Four of seven school-related ballot measures passed during Tuesday’s municipal elections, a much larger proportion than Indiana normally sees in November polls.
But voters bucked the norm by approving more than half of those measures. Typically, researchers say, referenda have a better chance of passing in May, since pro-referenda voters aren’t the majority of those who turn out for fall ballots boasting big races such as mayoral contests or city council races.
Indiana lawmakers implemented property tax reform in 2008, which resulted in a smaller portion of tax revenue distribution to school corporations. That’s why local school corporations tend to turn more to voters now to help foot the bill for construction and other projects.
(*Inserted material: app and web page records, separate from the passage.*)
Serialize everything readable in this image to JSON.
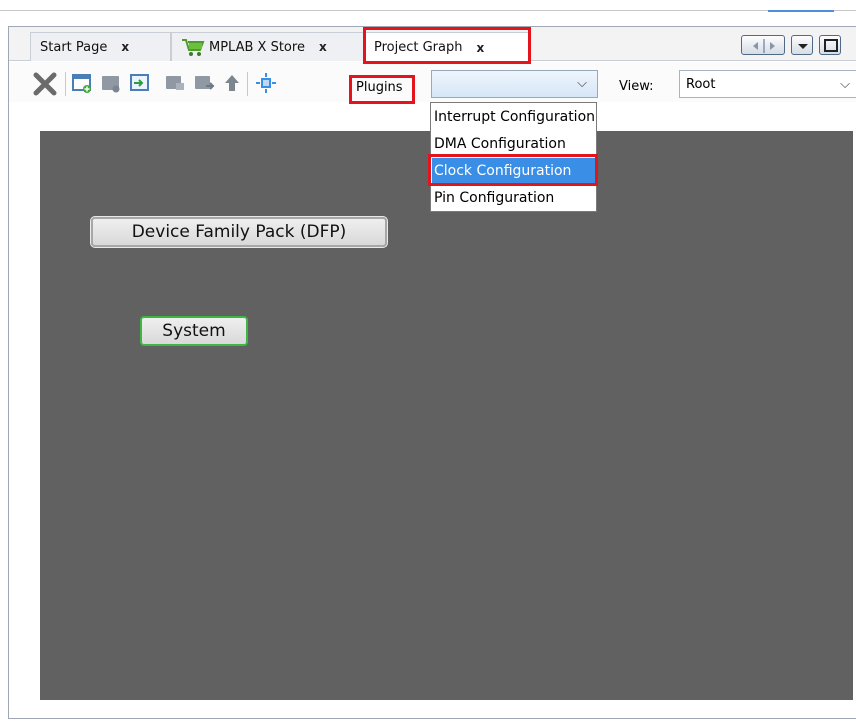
{
  "tabs": [
    {
      "label": "Start Page",
      "close": "x"
    },
    {
      "label": "MPLAB X Store",
      "close": "x"
    },
    {
      "label": "Project Graph",
      "close": "x"
    }
  ],
  "toolbar": {
    "plugins_label": "Plugins",
    "plugins_combo_value": "",
    "view_label": "View:",
    "view_value": "Root",
    "chevron": "⌵"
  },
  "plugins_dropdown": {
    "items": [
      "Interrupt Configuration",
      "DMA Configuration",
      "Clock Configuration",
      "Pin Configuration"
    ],
    "selected": "Clock Configuration"
  },
  "graph": {
    "nodes": [
      {
        "label": "Device Family Pack (DFP)"
      },
      {
        "label": "System"
      }
    ]
  },
  "colors": {
    "canvas": "#616161",
    "highlight": "#e3141c",
    "selection": "#3a8ee6",
    "system_node_border": "#3fb543"
  },
  "icons": {
    "cart": "shopping-cart-icon",
    "delete": "delete-icon",
    "up_arrow": "up-arrow-icon",
    "fit": "fit-to-window-icon"
  }
}
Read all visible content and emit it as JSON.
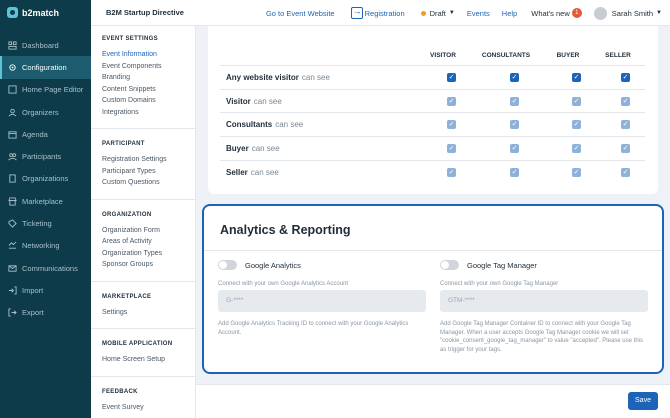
{
  "brand": {
    "logo_text": "b2match"
  },
  "header": {
    "event_name": "B2M Startup Directive",
    "go_to_event": "Go to Event Website",
    "registration": "Registration",
    "status": "Draft",
    "events": "Events",
    "help": "Help",
    "whats_new": "What's new",
    "whats_new_count": "1",
    "user_name": "Sarah Smith"
  },
  "nav": {
    "items": [
      {
        "label": "Dashboard",
        "icon": "dashboard-icon"
      },
      {
        "label": "Configuration",
        "icon": "gear-icon"
      },
      {
        "label": "Home Page Editor",
        "icon": "edit-icon"
      },
      {
        "label": "Organizers",
        "icon": "organizers-icon"
      },
      {
        "label": "Agenda",
        "icon": "agenda-icon"
      },
      {
        "label": "Participants",
        "icon": "participants-icon"
      },
      {
        "label": "Organizations",
        "icon": "organizations-icon"
      },
      {
        "label": "Marketplace",
        "icon": "marketplace-icon"
      },
      {
        "label": "Ticketing",
        "icon": "ticket-icon"
      },
      {
        "label": "Networking",
        "icon": "networking-icon"
      },
      {
        "label": "Communications",
        "icon": "communications-icon"
      },
      {
        "label": "Import",
        "icon": "import-icon"
      },
      {
        "label": "Export",
        "icon": "export-icon"
      }
    ]
  },
  "settings": {
    "event_settings": {
      "title": "EVENT SETTINGS",
      "items": [
        "Event Information",
        "Event Components",
        "Branding",
        "Content Snippets",
        "Custom Domains",
        "Integrations"
      ]
    },
    "participant": {
      "title": "PARTICIPANT",
      "items": [
        "Registration Settings",
        "Participant Types",
        "Custom Questions"
      ]
    },
    "organization": {
      "title": "ORGANIZATION",
      "items": [
        "Organization Form",
        "Areas of Activity",
        "Organization Types",
        "Sponsor Groups"
      ]
    },
    "marketplace": {
      "title": "MARKETPLACE",
      "items": [
        "Settings"
      ]
    },
    "mobile": {
      "title": "MOBILE APPLICATION",
      "items": [
        "Home Screen Setup"
      ]
    },
    "feedback": {
      "title": "FEEDBACK",
      "items": [
        "Event Survey"
      ]
    }
  },
  "permissions": {
    "columns": [
      "VISITOR",
      "CONSULTANTS",
      "BUYER",
      "SELLER"
    ],
    "rows": [
      {
        "label": "Any website visitor",
        "suffix": "can see"
      },
      {
        "label": "Visitor",
        "suffix": "can see"
      },
      {
        "label": "Consultants",
        "suffix": "can see"
      },
      {
        "label": "Buyer",
        "suffix": "can see"
      },
      {
        "label": "Seller",
        "suffix": "can see"
      }
    ]
  },
  "analytics": {
    "title": "Analytics & Reporting",
    "google_analytics": {
      "toggle_label": "Google Analytics",
      "field_label": "Connect with your own Google Analytics Account",
      "placeholder": "G-****",
      "help": "Add Google Analytics Tracking ID to connect with your Google Analytics Account."
    },
    "google_tag_manager": {
      "toggle_label": "Google Tag Manager",
      "field_label": "Connect with your own Google Tag Manager",
      "placeholder": "GTM-****",
      "help": "Add Google Tag Manager Container ID to connect with your Google Tag Manager. When a user accepts Google Tag Manager cookie we will set \"cookie_consent_google_tag_manager\" to value \"accepted\". Please use this as trigger for your tags."
    }
  },
  "footer": {
    "save_label": "Save"
  }
}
Including Tuesday night’s results, just over half of the 128 school-related measures brought forth in Indiana since 2008 have passed. Check out our referenda scorecard to see how voters weighed in on those measures.